Return the data below unchanged, without images.
-- Input data follows --
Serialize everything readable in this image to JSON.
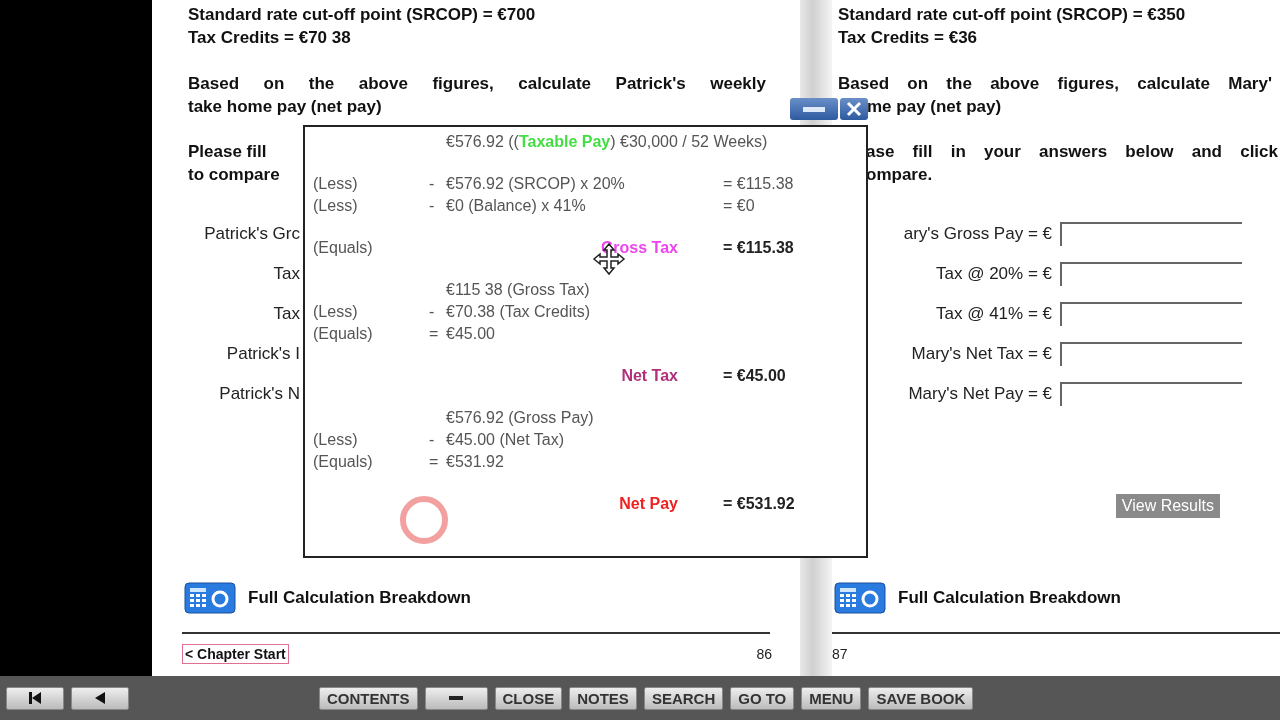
{
  "left_page": {
    "facts": [
      "Standard rate cut-off point (SRCOP) = €700",
      "Tax Credits = €70 38"
    ],
    "question": [
      "Based on the above figures, calculate Patrick's weekly",
      "take home pay (net pay)"
    ],
    "instruction": [
      "Please fill",
      "to compare"
    ],
    "fields": [
      {
        "label": "Patrick's Grc"
      },
      {
        "label": "Tax"
      },
      {
        "label": "Tax"
      },
      {
        "label": "Patrick's I"
      },
      {
        "label": "Patrick's N"
      }
    ],
    "calc_link": "Full Calculation Breakdown",
    "chapter_link": "< Chapter Start",
    "page_number": "86"
  },
  "popup": {
    "sections": [
      [
        {
          "kind": "header",
          "prefix": "€576.92 ((",
          "highlight": "Taxable Pay",
          "color": "#44dd44",
          "suffix": ") €30,000 / 52 Weeks)"
        }
      ],
      [
        {
          "kind": "line",
          "label": "(Less)",
          "op": "-",
          "text": "€576.92 (SRCOP) x 20%",
          "result": "= €115.38"
        },
        {
          "kind": "line",
          "label": "(Less)",
          "op": "-",
          "text": "€0 (Balance) x 41%",
          "result": "= €0"
        }
      ],
      [
        {
          "kind": "total",
          "label": "(Equals)",
          "title": "Gross Tax",
          "color": "#ee44ee",
          "result": "= €115.38"
        }
      ],
      [
        {
          "kind": "line",
          "text": "€115 38 (Gross Tax)"
        },
        {
          "kind": "line",
          "label": "(Less)",
          "op": "-",
          "text": "€70.38 (Tax Credits)"
        },
        {
          "kind": "line",
          "label": "(Equals)",
          "op": "=",
          "text": "€45.00"
        }
      ],
      [
        {
          "kind": "total",
          "title": "Net Tax",
          "color": "#b0307a",
          "result": "= €45.00"
        }
      ],
      [
        {
          "kind": "line",
          "text": "€576.92 (Gross Pay)"
        },
        {
          "kind": "line",
          "label": "(Less)",
          "op": "-",
          "text": "€45.00 (Net Tax)"
        },
        {
          "kind": "line",
          "label": "(Equals)",
          "op": "=",
          "text": "€531.92"
        }
      ],
      [
        {
          "kind": "total",
          "title": "Net Pay",
          "color": "#ee2222",
          "result": "= €531.92"
        }
      ]
    ]
  },
  "right_page": {
    "facts": [
      "Standard rate cut-off point (SRCOP) = €350",
      "Tax Credits = €36"
    ],
    "question": [
      "Based on the above figures, calculate Mary'",
      "me pay (net pay)"
    ],
    "instruction": [
      "ase fill in your answers below and click",
      "ompare."
    ],
    "fields": [
      {
        "label": "ary's Gross Pay = €"
      },
      {
        "label": "Tax @ 20% = €"
      },
      {
        "label": "Tax @ 41% = €"
      },
      {
        "label": "Mary's Net Tax = €"
      },
      {
        "label": "Mary's Net Pay = €"
      }
    ],
    "view_button": "View Results",
    "calc_link": "Full Calculation Breakdown",
    "page_number": "87"
  },
  "toolbar": {
    "nav": [
      {
        "kind": "first"
      },
      {
        "kind": "previous"
      }
    ],
    "buttons": [
      {
        "kind": "text",
        "label": "CONTENTS"
      },
      {
        "kind": "minimize"
      },
      {
        "kind": "text",
        "label": "CLOSE"
      },
      {
        "kind": "text",
        "label": "NOTES"
      },
      {
        "kind": "text",
        "label": "SEARCH"
      },
      {
        "kind": "text",
        "label": "GO TO"
      },
      {
        "kind": "text",
        "label": "MENU"
      },
      {
        "kind": "text",
        "label": "SAVE BOOK"
      }
    ]
  }
}
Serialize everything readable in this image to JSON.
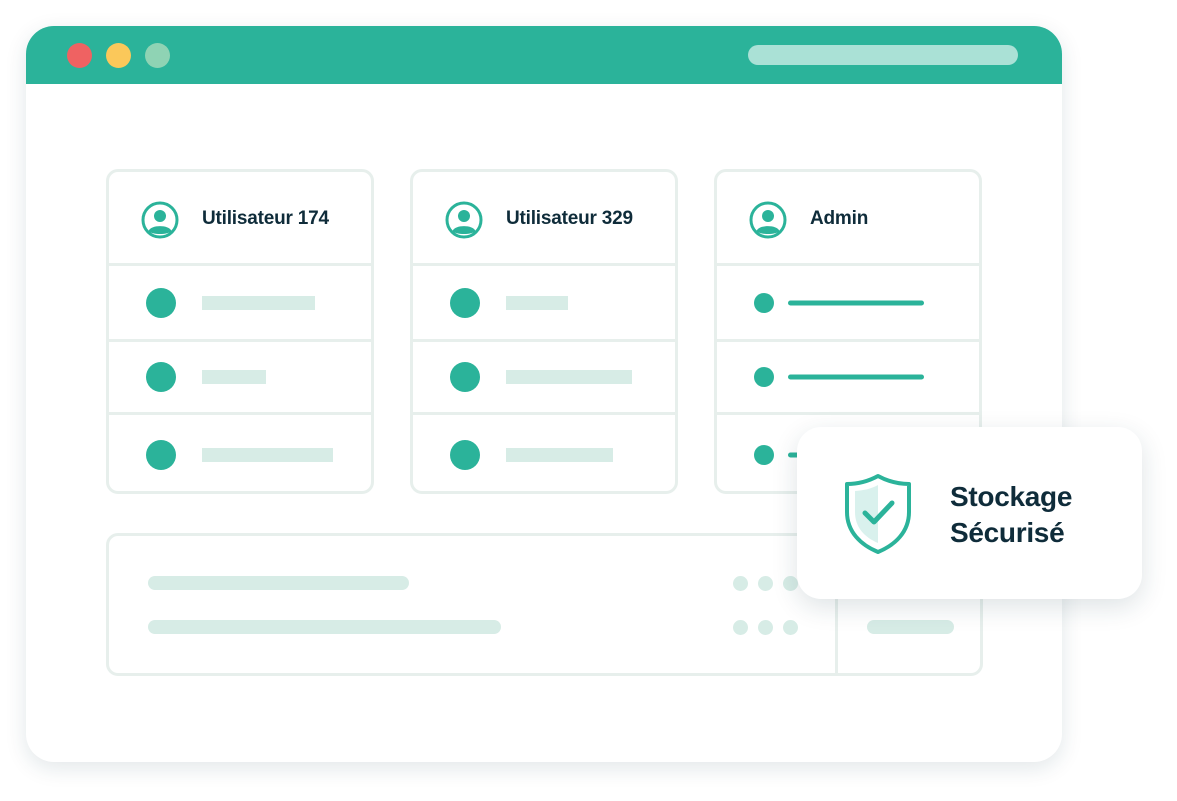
{
  "colors": {
    "accent": "#2bb39a",
    "placeholder": "#d7ece6",
    "border": "#e7efec",
    "text": "#0f2c3a",
    "traffic_red": "#ef6262",
    "traffic_yellow": "#fbc85a",
    "traffic_green": "#8fd3b4"
  },
  "window": {
    "traffic_lights": [
      "close",
      "minimize",
      "maximize"
    ]
  },
  "cards": [
    {
      "title": "Utilisateur 174",
      "icon": "user-avatar-icon",
      "row_fill": [
        0.42,
        0.24,
        0.49
      ]
    },
    {
      "title": "Utilisateur 329",
      "icon": "user-avatar-icon",
      "row_fill": [
        0.23,
        0.47,
        0.4
      ]
    },
    {
      "title": "Admin",
      "icon": "user-avatar-icon",
      "row_fill": [
        1,
        1,
        1
      ]
    }
  ],
  "badge": {
    "icon": "shield-check-icon",
    "line1": "Stockage",
    "line2": "Sécurisé"
  }
}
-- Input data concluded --
[Solution for this task]
Serialize everything readable in this image to JSON.
{
  "left_page": {
    "facts": [
      "Standard rate cut-off point (SRCOP) = €700",
      "Tax Credits = €70 38"
    ],
    "question": [
      "Based on the above figures, calculate Patrick's weekly",
      "take home pay (net pay)"
    ],
    "instruction": [
      "Please fill",
      "to compare"
    ],
    "fields": [
      {
        "label": "Patrick's Grc"
      },
      {
        "label": "Tax"
      },
      {
        "label": "Tax"
      },
      {
        "label": "Patrick's I"
      },
      {
        "label": "Patrick's N"
      }
    ],
    "calc_link": "Full Calculation Breakdown",
    "chapter_link": "< Chapter Start",
    "page_number": "86"
  },
  "popup": {
    "sections": [
      [
        {
          "kind": "header",
          "prefix": "€576.92 ((",
          "highlight": "Taxable Pay",
          "color": "#44dd44",
          "suffix": ") €30,000 / 52 Weeks)"
        }
      ],
      [
        {
          "kind": "line",
          "label": "(Less)",
          "op": "-",
          "text": "€576.92 (SRCOP) x 20%",
          "result": "= €115.38"
        },
        {
          "kind": "line",
          "label": "(Less)",
          "op": "-",
          "text": "€0 (Balance) x 41%",
          "result": "= €0"
        }
      ],
      [
        {
          "kind": "total",
          "label": "(Equals)",
          "title": "Gross Tax",
          "color": "#ee44ee",
          "result": "= €115.38"
        }
      ],
      [
        {
          "kind": "line",
          "text": "€115 38 (Gross Tax)"
        },
        {
          "kind": "line",
          "label": "(Less)",
          "op": "-",
          "text": "€70.38 (Tax Credits)"
        },
        {
          "kind": "line",
          "label": "(Equals)",
          "op": "=",
          "text": "€45.00"
        }
      ],
      [
        {
          "kind": "total",
          "title": "Net Tax",
          "color": "#b0307a",
          "result": "= €45.00"
        }
      ],
      [
        {
          "kind": "line",
          "text": "€576.92 (Gross Pay)"
        },
        {
          "kind": "line",
          "label": "(Less)",
          "op": "-",
          "text": "€45.00 (Net Tax)"
        },
        {
          "kind": "line",
          "label": "(Equals)",
          "op": "=",
          "text": "€531.92"
        }
      ],
      [
        {
          "kind": "total",
          "title": "Net Pay",
          "color": "#ee2222",
          "result": "= €531.92"
        }
      ]
    ]
  },
  "right_page": {
    "facts": [
      "Standard rate cut-off point (SRCOP) = €350",
      "Tax Credits = €36"
    ],
    "question": [
      "Based on the above figures, calculate Mary'",
      "me pay (net pay)"
    ],
    "instruction": [
      "ase fill in your answers below and click",
      "ompare."
    ],
    "fields": [
      {
        "label": "ary's Gross Pay = €"
      },
      {
        "label": "Tax @ 20% = €"
      },
      {
        "label": "Tax @ 41% = €"
      },
      {
        "label": "Mary's Net Tax = €"
      },
      {
        "label": "Mary's Net Pay = €"
      }
    ],
    "view_button": "View Results",
    "calc_link": "Full Calculation Breakdown",
    "page_number": "87"
  },
  "toolbar": {
    "nav": [
      {
        "kind": "first"
      },
      {
        "kind": "previous"
      }
    ],
    "buttons": [
      {
        "kind": "text",
        "label": "CONTENTS"
      },
      {
        "kind": "minimize"
      },
      {
        "kind": "text",
        "label": "CLOSE"
      },
      {
        "kind": "text",
        "label": "NOTES"
      },
      {
        "kind": "text",
        "label": "SEARCH"
      },
      {
        "kind": "text",
        "label": "GO TO"
      },
      {
        "kind": "text",
        "label": "MENU"
      },
      {
        "kind": "text",
        "label": "SAVE BOOK"
      }
    ]
  }
}
Serialize everything readable in this image to JSON.
{
  "colors": {
    "accent": "#2bb39a",
    "placeholder": "#d7ece6",
    "border": "#e7efec",
    "text": "#0f2c3a",
    "traffic_red": "#ef6262",
    "traffic_yellow": "#fbc85a",
    "traffic_green": "#8fd3b4"
  },
  "window": {
    "traffic_lights": [
      "close",
      "minimize",
      "maximize"
    ]
  },
  "cards": [
    {
      "title": "Utilisateur 174",
      "icon": "user-avatar-icon",
      "row_fill": [
        0.42,
        0.24,
        0.49
      ]
    },
    {
      "title": "Utilisateur 329",
      "icon": "user-avatar-icon",
      "row_fill": [
        0.23,
        0.47,
        0.4
      ]
    },
    {
      "title": "Admin",
      "icon": "user-avatar-icon",
      "row_fill": [
        1,
        1,
        1
      ]
    }
  ],
  "badge": {
    "icon": "shield-check-icon",
    "line1": "Stockage",
    "line2": "Sécurisé"
  }
}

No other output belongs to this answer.